First, "God gives success in whatever form it comes". In the barrio, an ex-scout watches Santiago play. He asks the coach who taught Santiago to play like that. The coach replies, “God taught him that.” The scout offers him a trial in England, but Santiago’s efforts to start a professional career in soccer are unsuccessful. He tries, but even getting to Europe proves to be a challenge. Worse, when he gets there, he fails time and again. Only with the help and faith of others does he make it to each new level of success. Santiago acknowledges along the way that God is managing his life. He tells his girlfriend that she’d have to ask the saints why he had to come so far to play. He also says at a point of grave failure, “I don’t know why I thought I could do this on my own.” Even in trials, he never abandons his faith. At the end of the film, he makes the sign of the cross as a barroom full of people pray for his success. Unlike the traditional American Dream story, Santiago’s success comes from above.
Second, "Personal passion is better than fame and fortune". Gavin Harris (Alessandro Nivola), the big shot who joins Newcastle United before Santiago shows up, is vilified by fans of the team. His love for endorsements and frivolous living garner insult from true football lovers. Santiago’s girlfriend, Roz Harmison (Anna Friel), fears that he too will change into a Gavin-like star if he makes the team. She says, “I don’t have a problem with footballers. I have a problem with fame.” In typical American films, fame and money are the brass ring of success, but Santiago represents a more grounded perspective as he matures throughout the movie. Though he has his moments and trials, he ultimately sees through the temporal nature of outward success. As he reminds Gavin, “We’re one step away from being busboys.”
Third, the messages, “Dare to Dream Big” and “Hard Work Achieves Success” are common American themes, but most films subscribe to one philosophy or the other. This movie allows for individual choice, which says something bigger than either of the messages alone. Santiago knows that life must hold more than being a lawn maintenance worker, while his dad believes in the value of working hard to make small steps in life. In the second scene of the movie, Santiago lies dreamily on a floating chair in the middle of a client’s massive pool. In contrast, his father calls him back to reality and everyone climbs back into the work truck. These two oppose one another on this issue throughout the film. The interesting thing is that both men succeed in their own right, which begs the bigger question…
How do you measure a life? It’s a great question to ask. Do we measure our lives by how we accomplish success or by what we define as success? Do we succeed by following our passions and living a life we love, or by achieving fleeting rewards like money and power? Do we measure our lives by what we’ve accomplished on our own, or by the continual acknowledgement of what God has done on our behalf and the talents he has given?
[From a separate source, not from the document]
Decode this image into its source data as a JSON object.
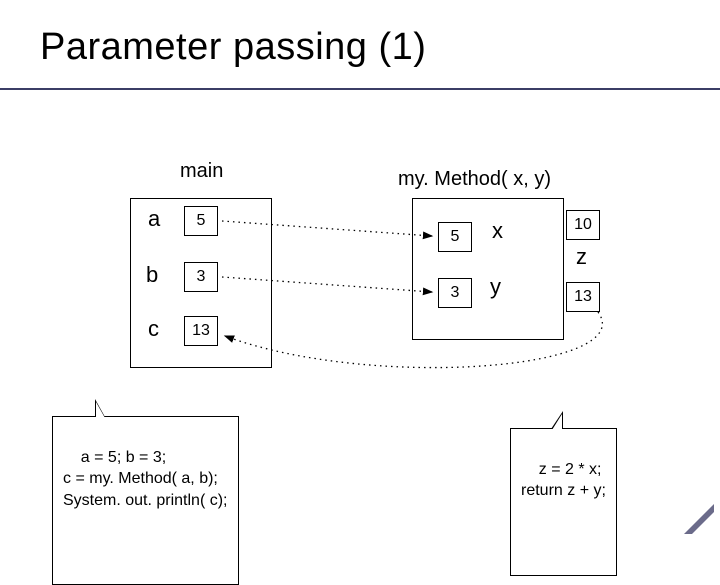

Santiago seems to land on the spiritual side of the fence in his segment. The word on the street is that this is the first film in a trilogy. I’ll be anxious to see how Santiago continues in his development. How will he define success and will he actually arrive at a “better place?”
This is a surprisingly good movie. It goes a lot deeper than most sports and hobby related films bother to go. The characters are realistic and the acting is well done. Though the ending is predictable, the events leading to it aren’t typical. That means it will be entertaining for those who aren’t even soccer fans. And honestly, as a 32-year old soccer-player, I’m grateful that this film didn’t diminish my favorite sport. There’s nothing worse than a bad movie about your favorite hobby. I’m looking forward to the next installment…